Among the provisions of the testing measure is an end to the 10th-grade biology exam that was used for the first time this year as a graduation requirement. Some 2,000 high school seniors failed to graduate as a direct result of not passing it or failing to complete an alternative. This bill would give them diplomas.
The bill also provides more remedial help for seniors to master precollege work and would potentially save the state $29 million by reducing the complicated array of state tests in future years.
A quick vote on HB 2214 could open the way for getting things done on I-1351, which cannot be funded without an enormous tax increase that is no one realistically expects lawmakers to pass.
Under the two-year budget signed by Gov. Jay Inslee, about $350 million is allocated to reducing class sizes in grades K-3. That’s a start toward paying for the portion of I-1351 that offers the most return on the dollars invested.
Unless lawmakers have the will to put I-1351 back on the ballot this fall with a funding-source attached, figuring out a way to pay for the rest of the measure is a question that can wait for another day.

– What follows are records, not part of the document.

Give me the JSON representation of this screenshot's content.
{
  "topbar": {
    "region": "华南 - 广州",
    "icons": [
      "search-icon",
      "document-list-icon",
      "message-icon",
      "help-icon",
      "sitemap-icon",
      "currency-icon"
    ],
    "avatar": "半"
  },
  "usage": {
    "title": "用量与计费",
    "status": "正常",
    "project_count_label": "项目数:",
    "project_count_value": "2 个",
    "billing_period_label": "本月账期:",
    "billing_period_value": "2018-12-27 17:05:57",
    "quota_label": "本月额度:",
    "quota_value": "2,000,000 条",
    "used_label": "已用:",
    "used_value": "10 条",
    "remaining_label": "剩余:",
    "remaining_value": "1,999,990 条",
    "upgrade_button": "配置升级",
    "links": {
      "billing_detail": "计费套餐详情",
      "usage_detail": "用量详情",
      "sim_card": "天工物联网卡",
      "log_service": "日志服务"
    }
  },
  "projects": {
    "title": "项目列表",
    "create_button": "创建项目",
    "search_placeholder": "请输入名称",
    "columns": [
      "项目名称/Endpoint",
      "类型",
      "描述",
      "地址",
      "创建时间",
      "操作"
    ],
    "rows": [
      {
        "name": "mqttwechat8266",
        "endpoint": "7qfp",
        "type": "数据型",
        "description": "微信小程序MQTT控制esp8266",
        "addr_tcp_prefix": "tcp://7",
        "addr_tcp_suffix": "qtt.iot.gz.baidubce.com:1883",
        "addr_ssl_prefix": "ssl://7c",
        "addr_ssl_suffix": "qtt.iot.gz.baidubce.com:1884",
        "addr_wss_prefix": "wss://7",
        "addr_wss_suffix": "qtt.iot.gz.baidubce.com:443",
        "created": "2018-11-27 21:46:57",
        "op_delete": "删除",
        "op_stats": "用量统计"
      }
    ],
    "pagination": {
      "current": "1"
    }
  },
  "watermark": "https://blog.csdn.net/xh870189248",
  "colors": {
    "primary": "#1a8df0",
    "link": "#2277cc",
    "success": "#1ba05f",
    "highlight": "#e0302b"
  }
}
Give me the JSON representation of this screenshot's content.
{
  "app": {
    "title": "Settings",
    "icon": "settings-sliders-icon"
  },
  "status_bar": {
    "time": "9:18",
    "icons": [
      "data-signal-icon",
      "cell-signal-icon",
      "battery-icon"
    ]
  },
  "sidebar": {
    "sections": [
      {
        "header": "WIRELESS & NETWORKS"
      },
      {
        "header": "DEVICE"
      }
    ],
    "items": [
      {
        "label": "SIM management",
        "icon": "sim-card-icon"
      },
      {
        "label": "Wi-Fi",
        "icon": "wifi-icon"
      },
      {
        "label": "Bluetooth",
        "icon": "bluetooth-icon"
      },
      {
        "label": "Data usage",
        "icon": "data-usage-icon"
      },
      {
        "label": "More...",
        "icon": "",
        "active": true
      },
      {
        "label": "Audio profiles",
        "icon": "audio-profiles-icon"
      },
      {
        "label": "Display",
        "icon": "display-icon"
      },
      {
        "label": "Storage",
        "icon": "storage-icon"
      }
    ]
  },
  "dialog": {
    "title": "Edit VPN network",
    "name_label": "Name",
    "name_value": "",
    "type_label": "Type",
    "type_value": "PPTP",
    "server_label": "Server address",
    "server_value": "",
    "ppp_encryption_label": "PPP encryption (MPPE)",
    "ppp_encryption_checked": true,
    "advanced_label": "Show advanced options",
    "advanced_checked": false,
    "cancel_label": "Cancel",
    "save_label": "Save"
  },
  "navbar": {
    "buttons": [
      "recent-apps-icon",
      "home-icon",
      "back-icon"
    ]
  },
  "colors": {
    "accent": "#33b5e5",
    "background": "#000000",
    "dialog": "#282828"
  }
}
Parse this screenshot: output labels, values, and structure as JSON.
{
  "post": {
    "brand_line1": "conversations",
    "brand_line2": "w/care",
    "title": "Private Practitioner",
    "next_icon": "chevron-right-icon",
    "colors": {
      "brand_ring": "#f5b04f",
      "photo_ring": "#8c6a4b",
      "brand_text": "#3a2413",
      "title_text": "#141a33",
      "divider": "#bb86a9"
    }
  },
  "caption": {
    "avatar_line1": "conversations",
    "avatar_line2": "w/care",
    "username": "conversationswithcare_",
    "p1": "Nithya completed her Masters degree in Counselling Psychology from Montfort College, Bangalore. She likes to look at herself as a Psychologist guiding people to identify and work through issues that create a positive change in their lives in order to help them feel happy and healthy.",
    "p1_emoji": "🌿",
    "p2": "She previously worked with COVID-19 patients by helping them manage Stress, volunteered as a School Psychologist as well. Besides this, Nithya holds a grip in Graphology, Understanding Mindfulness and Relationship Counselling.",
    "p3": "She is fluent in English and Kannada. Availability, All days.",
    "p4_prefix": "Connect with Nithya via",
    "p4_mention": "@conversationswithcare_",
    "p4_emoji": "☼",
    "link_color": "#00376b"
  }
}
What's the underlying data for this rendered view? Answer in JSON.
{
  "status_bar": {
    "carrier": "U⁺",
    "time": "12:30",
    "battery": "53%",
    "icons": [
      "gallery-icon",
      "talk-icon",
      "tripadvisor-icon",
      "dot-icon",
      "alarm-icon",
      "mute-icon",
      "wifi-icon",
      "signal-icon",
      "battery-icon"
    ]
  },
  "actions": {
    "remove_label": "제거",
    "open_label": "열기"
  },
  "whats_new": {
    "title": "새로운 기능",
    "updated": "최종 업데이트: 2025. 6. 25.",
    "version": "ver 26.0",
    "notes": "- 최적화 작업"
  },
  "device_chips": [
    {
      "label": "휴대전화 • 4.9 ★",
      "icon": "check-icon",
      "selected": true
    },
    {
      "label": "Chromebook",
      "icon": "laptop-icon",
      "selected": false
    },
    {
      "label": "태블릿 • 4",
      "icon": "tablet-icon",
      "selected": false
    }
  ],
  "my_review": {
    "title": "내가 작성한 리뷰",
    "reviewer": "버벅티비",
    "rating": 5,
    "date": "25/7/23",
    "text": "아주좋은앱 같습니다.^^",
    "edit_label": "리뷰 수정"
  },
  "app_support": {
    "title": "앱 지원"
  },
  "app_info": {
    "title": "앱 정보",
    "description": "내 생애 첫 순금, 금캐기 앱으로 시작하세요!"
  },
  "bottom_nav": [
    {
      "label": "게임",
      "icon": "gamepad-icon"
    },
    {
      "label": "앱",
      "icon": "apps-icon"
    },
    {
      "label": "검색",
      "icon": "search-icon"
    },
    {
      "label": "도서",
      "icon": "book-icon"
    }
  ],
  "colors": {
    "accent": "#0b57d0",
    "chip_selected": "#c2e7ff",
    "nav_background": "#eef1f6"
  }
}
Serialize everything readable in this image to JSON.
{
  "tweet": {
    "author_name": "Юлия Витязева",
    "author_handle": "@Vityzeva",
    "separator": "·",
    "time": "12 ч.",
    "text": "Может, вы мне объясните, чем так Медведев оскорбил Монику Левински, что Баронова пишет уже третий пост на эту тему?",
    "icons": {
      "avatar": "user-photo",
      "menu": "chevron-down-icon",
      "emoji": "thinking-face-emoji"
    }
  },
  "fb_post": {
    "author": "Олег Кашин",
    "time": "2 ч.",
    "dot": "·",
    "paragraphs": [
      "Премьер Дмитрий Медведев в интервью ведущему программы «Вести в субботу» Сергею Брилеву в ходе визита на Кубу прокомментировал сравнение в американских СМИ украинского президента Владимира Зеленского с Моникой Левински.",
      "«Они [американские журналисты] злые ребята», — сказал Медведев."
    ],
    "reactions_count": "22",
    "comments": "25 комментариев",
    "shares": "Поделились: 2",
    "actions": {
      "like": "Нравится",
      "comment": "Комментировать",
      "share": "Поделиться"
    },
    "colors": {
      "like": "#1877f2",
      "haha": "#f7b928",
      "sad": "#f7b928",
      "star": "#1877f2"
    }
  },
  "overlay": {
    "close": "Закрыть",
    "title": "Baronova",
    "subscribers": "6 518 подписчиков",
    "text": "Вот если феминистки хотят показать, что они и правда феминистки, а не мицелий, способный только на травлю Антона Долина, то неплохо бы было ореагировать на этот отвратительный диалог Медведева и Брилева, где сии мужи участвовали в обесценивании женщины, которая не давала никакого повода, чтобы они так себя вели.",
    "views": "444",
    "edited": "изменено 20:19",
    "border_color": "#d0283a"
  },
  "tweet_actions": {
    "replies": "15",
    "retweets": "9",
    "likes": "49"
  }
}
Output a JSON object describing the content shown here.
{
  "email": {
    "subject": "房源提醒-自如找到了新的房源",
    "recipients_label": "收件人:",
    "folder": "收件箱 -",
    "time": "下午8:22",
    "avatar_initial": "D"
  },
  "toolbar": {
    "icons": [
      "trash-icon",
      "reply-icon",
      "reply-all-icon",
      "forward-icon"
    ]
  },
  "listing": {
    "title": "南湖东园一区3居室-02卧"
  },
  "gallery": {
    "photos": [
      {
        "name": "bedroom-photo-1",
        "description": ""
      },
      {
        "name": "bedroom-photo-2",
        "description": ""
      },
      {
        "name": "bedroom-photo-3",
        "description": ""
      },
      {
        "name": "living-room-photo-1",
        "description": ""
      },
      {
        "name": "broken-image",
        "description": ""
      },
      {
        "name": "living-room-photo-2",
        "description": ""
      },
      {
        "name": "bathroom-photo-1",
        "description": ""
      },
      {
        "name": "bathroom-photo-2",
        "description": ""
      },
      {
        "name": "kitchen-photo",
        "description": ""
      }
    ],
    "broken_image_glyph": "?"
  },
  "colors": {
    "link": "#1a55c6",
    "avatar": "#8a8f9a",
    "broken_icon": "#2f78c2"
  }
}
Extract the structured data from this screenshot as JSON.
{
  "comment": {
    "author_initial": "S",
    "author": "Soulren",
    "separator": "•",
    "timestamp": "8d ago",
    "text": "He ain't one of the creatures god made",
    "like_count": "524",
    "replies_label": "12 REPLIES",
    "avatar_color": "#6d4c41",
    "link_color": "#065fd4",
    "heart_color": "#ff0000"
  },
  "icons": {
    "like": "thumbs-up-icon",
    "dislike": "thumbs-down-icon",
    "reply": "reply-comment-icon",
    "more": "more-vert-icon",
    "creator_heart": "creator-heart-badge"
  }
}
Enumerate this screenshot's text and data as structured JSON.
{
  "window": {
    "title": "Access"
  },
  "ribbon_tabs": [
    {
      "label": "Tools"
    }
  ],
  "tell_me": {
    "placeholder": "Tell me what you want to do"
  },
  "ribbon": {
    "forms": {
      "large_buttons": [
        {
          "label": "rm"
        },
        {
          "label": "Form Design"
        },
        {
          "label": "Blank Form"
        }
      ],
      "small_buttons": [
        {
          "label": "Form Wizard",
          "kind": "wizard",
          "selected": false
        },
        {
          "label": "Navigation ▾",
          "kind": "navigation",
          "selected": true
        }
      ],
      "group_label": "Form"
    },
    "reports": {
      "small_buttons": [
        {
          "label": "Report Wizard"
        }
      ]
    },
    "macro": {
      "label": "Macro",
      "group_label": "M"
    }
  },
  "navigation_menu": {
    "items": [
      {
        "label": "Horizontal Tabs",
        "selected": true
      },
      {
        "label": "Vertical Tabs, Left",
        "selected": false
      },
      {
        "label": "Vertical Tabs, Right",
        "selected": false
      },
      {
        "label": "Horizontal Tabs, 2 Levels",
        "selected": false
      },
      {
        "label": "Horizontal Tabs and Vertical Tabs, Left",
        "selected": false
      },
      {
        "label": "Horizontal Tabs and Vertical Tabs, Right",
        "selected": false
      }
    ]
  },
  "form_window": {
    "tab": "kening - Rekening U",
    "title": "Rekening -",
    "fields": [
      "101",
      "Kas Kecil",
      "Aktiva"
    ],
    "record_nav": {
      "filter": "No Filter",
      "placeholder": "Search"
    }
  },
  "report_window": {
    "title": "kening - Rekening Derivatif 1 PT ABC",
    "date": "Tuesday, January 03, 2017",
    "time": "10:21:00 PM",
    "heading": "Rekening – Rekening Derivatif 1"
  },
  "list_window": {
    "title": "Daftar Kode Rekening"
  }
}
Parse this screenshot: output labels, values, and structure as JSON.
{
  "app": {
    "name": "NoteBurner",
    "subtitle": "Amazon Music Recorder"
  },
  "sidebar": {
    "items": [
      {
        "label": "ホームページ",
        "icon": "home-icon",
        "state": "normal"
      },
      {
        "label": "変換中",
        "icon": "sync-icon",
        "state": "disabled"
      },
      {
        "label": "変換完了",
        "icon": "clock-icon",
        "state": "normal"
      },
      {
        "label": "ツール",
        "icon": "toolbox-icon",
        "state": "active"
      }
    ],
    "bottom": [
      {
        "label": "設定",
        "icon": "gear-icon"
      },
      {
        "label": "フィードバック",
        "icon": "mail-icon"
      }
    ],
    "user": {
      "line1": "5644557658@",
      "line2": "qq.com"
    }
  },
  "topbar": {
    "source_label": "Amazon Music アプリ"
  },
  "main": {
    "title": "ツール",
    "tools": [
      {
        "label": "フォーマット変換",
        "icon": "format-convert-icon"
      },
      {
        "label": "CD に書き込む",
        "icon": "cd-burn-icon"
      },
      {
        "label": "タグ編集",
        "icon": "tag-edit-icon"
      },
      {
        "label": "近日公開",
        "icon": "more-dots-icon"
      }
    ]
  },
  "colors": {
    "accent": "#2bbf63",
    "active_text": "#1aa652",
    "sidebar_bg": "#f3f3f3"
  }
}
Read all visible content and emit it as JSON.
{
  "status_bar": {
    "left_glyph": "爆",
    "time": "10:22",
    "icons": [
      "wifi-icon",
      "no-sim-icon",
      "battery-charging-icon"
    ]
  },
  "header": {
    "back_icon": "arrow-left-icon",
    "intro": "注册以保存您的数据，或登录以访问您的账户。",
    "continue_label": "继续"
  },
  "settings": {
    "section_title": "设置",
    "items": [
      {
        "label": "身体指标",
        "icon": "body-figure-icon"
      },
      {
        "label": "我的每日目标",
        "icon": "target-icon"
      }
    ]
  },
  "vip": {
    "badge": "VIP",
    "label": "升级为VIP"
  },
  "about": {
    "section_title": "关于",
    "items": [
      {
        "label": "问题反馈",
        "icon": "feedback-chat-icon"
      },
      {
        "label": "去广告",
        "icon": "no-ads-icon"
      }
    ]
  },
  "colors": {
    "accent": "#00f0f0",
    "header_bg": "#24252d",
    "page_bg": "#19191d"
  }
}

The Senate’s failed vote on I-1351 was not the only chaos seen at the end of the budget biennium. Inslee signed the operating budget into law just 22 minutes before the deadline to avoid a government shutdown, and the unpredictability continued well into the early morning in the Senate as well as in the Democrat-controlled House.
A bond bill paying for many projects in the $3.9 billion capital construction budget was stranded in the Senate. And a bill that lists transportation projects to be paid for by the $16 billion transportation tax package was hung up in the House.
The third overtime session that began Sunday will go on for a while longer — we hope only for a few days. The remaining bills should be passed expeditiously, and legislators should go home.